System on module by SolidRun
System on module by SolidRun

At some level, the open source hardware is already exit: It is represented by the micro-controllers development platforms such as Arduino andRaspberry Pi, sold for $5, and the minute System on Modules computers developed by SolidRun from Israel.

Even Intel is open sourcing: recently it has launched the MinnoBoard board computer based on a 64-Bit Intel chip, running Linux, Android and Windows operating systems. Intel also supplies the TinkerForge platform, enabling companies to speedily develop (and sell) diverse micro-controllers applications.

New compuer architecture

Another course of action is the adoption of new computer architecture. Almost all the currently available semiconductors include a processor based on a commercial Instruction Set Architecture (ISA). These architectures requires heavy payments for royalties, proving too expensive for many.

List of companies supporting RISC-V free computing architecture
List of companies supporting RISC-V free computer architecture

To reduce the costs of current computer architecture, researchers from the University of California Berkeley developed a new open source ISA version dubbed RISC-V, capable of running very powerful processors, up to 128 Bit. This architecture is intended to run very powerful servers, cheap embedded systems and even IoT accessories which are very economical in their use of energy and processing resources.

The architecture is currently distributed freely using the Berkeley Software Distribution free license. The Idea is not confined to academia – recently, RISC-V Foundation has been formed as an Industry group dedicated to expand the use of free computer architecture. In January 2015, the association reported it receives funding from 16 leading companies, among them: HP, Google, Oracle, Microsemi, Lattice and many more.

A window of opportunity for programmable components7

The use of programmable components is not new in the industry. For many years such components have enabled companies to put out new products on the market, or products is small quantities by using programmable devices called Field Programmable Gate Arrays. Yet, the FPGA market remained a marginal with approximately $5 billion annual sales.

GSA estimates that the market will push FPGA manufacturer to supply more flexible and cheaper platforms, which in turn will enable them to bring new products to the market without without the manufacturing costs. The big challenge will be to supply programmable components, priced for the emerging IoT market.

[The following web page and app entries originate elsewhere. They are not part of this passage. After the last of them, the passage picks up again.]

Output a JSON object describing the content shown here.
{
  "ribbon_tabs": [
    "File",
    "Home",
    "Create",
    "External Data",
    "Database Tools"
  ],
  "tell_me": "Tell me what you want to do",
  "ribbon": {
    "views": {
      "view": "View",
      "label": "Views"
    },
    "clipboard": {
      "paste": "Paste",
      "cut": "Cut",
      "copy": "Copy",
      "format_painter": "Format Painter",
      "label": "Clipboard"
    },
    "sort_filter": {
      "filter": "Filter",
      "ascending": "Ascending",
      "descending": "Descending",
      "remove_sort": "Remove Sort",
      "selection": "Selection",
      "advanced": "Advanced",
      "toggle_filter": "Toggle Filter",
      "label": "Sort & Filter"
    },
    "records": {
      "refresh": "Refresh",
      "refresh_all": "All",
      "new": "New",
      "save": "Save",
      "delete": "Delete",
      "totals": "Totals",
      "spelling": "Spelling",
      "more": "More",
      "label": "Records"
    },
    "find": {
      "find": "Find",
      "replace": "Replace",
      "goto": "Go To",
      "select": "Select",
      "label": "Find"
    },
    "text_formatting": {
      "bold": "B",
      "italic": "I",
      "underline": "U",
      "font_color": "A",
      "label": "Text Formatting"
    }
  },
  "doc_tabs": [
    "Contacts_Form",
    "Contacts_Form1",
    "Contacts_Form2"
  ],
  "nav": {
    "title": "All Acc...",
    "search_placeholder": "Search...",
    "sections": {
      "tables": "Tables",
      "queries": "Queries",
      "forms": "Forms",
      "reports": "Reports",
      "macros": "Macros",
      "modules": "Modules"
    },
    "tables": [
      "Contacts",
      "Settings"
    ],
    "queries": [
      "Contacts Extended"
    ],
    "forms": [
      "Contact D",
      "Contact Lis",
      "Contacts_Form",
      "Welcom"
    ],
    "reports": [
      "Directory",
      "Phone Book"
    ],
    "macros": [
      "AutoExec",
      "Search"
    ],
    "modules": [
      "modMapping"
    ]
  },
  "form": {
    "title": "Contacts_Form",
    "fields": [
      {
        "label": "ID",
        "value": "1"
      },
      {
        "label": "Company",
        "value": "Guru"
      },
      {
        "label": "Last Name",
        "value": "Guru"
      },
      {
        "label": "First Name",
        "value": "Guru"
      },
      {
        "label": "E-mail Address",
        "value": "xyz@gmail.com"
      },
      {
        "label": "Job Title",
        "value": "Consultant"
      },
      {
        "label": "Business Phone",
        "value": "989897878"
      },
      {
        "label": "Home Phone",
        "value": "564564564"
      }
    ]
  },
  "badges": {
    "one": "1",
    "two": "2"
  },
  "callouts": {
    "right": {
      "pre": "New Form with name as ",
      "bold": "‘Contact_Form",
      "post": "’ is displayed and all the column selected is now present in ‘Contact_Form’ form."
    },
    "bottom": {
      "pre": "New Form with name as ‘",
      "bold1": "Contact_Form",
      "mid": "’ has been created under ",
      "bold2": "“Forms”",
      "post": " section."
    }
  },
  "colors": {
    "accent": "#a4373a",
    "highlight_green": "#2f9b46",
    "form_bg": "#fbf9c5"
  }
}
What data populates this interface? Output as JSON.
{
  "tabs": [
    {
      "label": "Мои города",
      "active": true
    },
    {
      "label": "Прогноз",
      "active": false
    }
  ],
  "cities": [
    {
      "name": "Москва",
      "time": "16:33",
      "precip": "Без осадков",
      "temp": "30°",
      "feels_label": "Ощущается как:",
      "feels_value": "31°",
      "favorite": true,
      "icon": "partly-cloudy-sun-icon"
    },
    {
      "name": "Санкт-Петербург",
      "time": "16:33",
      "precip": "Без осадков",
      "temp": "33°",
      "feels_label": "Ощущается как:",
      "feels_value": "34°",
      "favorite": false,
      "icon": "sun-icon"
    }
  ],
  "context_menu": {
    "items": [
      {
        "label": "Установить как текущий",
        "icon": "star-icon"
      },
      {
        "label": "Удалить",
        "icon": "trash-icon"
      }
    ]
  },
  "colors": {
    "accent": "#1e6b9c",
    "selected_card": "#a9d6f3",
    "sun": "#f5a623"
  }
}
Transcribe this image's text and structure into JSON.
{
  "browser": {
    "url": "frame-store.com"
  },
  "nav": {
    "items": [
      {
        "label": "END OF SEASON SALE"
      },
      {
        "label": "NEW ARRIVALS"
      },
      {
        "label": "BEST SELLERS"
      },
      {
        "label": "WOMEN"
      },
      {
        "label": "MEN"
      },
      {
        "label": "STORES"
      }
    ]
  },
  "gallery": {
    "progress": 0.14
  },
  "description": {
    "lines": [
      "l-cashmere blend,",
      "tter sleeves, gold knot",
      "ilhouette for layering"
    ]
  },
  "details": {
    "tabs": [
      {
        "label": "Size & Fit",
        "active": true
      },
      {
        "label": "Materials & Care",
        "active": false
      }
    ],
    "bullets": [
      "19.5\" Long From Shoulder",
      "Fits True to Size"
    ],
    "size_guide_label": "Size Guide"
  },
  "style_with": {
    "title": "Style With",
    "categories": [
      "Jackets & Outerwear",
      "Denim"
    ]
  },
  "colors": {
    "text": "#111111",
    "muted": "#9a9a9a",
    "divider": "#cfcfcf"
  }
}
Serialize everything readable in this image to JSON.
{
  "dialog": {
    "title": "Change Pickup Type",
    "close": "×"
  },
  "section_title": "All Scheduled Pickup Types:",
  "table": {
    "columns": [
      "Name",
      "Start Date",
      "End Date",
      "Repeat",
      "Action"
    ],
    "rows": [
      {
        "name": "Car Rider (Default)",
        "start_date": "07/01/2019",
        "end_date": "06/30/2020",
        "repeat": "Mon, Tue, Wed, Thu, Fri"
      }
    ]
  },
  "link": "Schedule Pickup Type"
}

Intel’s life boat

This analysis sheds new light on one of the most interesting a mega-deals of 2015: Intel acquisition of Altera for $16.7 billion. Altera is Xilix’s main competitor, and together they virtually dominate the global FPGA market.

Following the announcement of the deal, it was assumed that Intel is eager to harness Altera’s technology to produce extra powerful processors for data centers and server farms. In the last three years, many experiments conducted by the industry have proven that a combination of a CPU with FPGA drastically improves the performance of servers.

But the rationale behind the deal might be different, and much more far reaching: Intel is preparing a life boat to survive the future semiconductor industry, which will be dependent on the adaptation of new business models based on open source, open hardware and virtually zero costs. This idea explains the high price Intel agreed to pay. In fact, it was the biggest deal in Intel’s history.

Share via Whatsapp

Posted in: Featured Stories , News , Semiconductors , Technology